While these spreadsheets were developed in the 1990s, they are still applicable today because the fundamental approaches for estimating watershed nitrogen loads has not changed appreciably, and because these spreadsheets have been updated to be consistent with Massachusetts Estuaries Project loadings assumptions. The exception to this is our estimated septic loading, which are based on assumed average annual occupancy, whereas the MEP gathers water use records for each residence based on town water records (when available).
Excel Spreadsheet “Subdivision.xls”: Calculate nitrogen loading from a subdivision with this spreadsheet
(right click to save to your hard disk)
Buzzards Bay watershed and subbasin lines used by the BBNEP
Buzzards Bay watershed major basin boundary Study Area (2009 update). (zipped GIS shape file)
2009 updated Buzzards Bay watershed sub-basin boundaries. (zipped GIS shape file).
Original Buzzards Bay sub-basin boundaries. (zipped GIS shape file)

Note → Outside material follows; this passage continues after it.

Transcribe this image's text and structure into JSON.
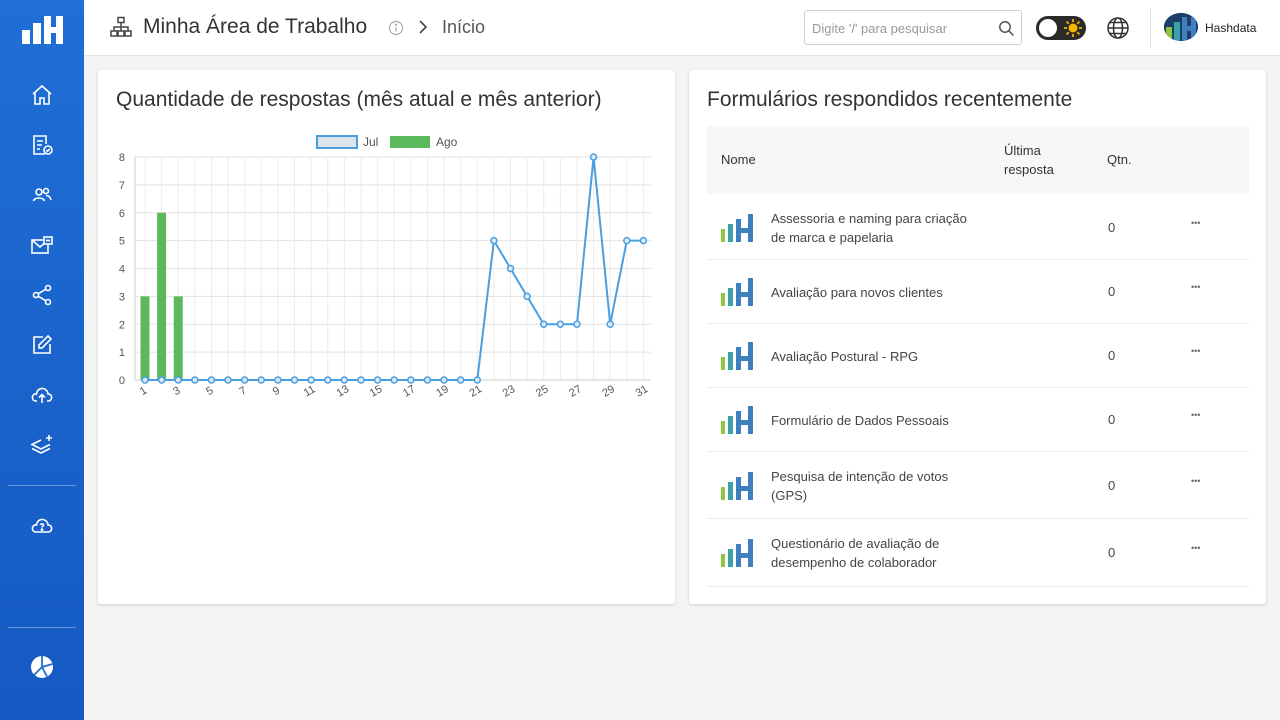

These are the basin and sub-basin coverages employed by the Buzzards Bay NEP. They differ from the MassGIS data layer in that it includes Cape Cod, and because the area of towns of Plymouth, Wareham, and Bourne is based on groundwater elevations (appropriate for glacial outwash and moraines), and not land use topography. The Cape Cod sub-basins are identical to those adopted by the Cape Cod Commission, but with some additional subdivided areas. The northern watershed boundary is based on groundwater contours, and was developed in partnership with the USGS, and adopted by the Buzzards Bay NEP in 1991. It differs from the MassGIS boundary for the Buzzards Bay watershed which is based on land surface topography, and which does not include Cape Cod. It was modified in the late 1990s based on Cape Cod Commission redelineation of watersheds. This version was last adjusted in 2006 based on Massachusetts Estuaries Project data for Cape Cod, reassessment of areas in Westport and Rochester, and other information. The “HN” coverage represents a presumed “high nitrogen contribution zone.” More information about these coverages can be found on our Buzzards Bay watershed boundary page.
(1) We actually called ours TMALs because they were based on annual loading assumptions. Federal regulations and guidelines allow TMDLs to be expressed in any unit of time appropriate to the pollution source to be managed.